Page and application data records
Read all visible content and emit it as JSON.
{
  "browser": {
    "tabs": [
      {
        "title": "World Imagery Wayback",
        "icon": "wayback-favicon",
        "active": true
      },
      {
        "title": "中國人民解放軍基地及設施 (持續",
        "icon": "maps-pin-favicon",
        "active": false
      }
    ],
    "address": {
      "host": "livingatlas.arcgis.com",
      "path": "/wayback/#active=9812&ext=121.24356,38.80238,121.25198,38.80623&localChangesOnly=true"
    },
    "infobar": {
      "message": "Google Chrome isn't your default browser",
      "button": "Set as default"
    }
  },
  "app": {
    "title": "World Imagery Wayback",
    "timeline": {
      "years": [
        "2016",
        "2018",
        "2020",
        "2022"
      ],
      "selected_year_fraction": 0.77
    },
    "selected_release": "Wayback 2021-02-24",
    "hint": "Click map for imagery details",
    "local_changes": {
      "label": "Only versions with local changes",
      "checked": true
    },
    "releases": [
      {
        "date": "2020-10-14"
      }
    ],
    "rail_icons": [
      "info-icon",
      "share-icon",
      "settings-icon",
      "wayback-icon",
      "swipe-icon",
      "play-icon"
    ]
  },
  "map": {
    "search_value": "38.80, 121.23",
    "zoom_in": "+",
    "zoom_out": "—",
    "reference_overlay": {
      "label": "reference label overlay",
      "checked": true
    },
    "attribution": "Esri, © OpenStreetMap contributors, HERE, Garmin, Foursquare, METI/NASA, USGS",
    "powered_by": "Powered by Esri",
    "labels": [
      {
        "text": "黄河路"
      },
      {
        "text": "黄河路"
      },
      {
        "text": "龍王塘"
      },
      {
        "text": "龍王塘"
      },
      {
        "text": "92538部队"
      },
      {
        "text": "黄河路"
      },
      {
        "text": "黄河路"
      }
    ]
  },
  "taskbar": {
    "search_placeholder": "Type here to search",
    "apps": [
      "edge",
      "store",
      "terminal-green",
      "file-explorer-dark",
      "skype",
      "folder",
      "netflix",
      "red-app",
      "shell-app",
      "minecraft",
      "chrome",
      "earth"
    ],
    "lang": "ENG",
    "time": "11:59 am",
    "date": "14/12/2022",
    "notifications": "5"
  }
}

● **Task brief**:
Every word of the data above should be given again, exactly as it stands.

● **Answer to the problem**:
Read all visible content and emit it as JSON.
{
  "browser": {
    "tabs": [
      {
        "title": "World Imagery Wayback",
        "icon": "wayback-favicon",
        "active": true
      },
      {
        "title": "中國人民解放軍基地及設施 (持續",
        "icon": "maps-pin-favicon",
        "active": false
      }
    ],
    "address": {
      "host": "livingatlas.arcgis.com",
      "path": "/wayback/#active=9812&ext=121.24356,38.80238,121.25198,38.80623&localChangesOnly=true"
    },
    "infobar": {
      "message": "Google Chrome isn't your default browser",
      "button": "Set as default"
    }
  },
  "app": {
    "title": "World Imagery Wayback",
    "timeline": {
      "years": [
        "2016",
        "2018",
        "2020",
        "2022"
      ],
      "selected_year_fraction": 0.77
    },
    "selected_release": "Wayback 2021-02-24",
    "hint": "Click map for imagery details",
    "local_changes": {
      "label": "Only versions with local changes",
      "checked": true
    },
    "releases": [
      {
        "date": "2020-10-14"
      }
    ],
    "rail_icons": [
      "info-icon",
      "share-icon",
      "settings-icon",
      "wayback-icon",
      "swipe-icon",
      "play-icon"
    ]
  },
  "map": {
    "search_value": "38.80, 121.23",
    "zoom_in": "+",
    "zoom_out": "—",
    "reference_overlay": {
      "label": "reference label overlay",
      "checked": true
    },
    "attribution": "Esri, © OpenStreetMap contributors, HERE, Garmin, Foursquare, METI/NASA, USGS",
    "powered_by": "Powered by Esri",
    "labels": [
      {
        "text": "黄河路"
      },
      {
        "text": "黄河路"
      },
      {
        "text": "龍王塘"
      },
      {
        "text": "龍王塘"
      },
      {
        "text": "92538部队"
      },
      {
        "text": "黄河路"
      },
      {
        "text": "黄河路"
      }
    ]
  },
  "taskbar": {
    "search_placeholder": "Type here to search",
    "apps": [
      "edge",
      "store",
      "terminal-green",
      "file-explorer-dark",
      "skype",
      "folder",
      "netflix",
      "red-app",
      "shell-app",
      "minecraft",
      "chrome",
      "earth"
    ],
    "lang": "ENG",
    "time": "11:59 am",
    "date": "14/12/2022",
    "notifications": "5"
  }
}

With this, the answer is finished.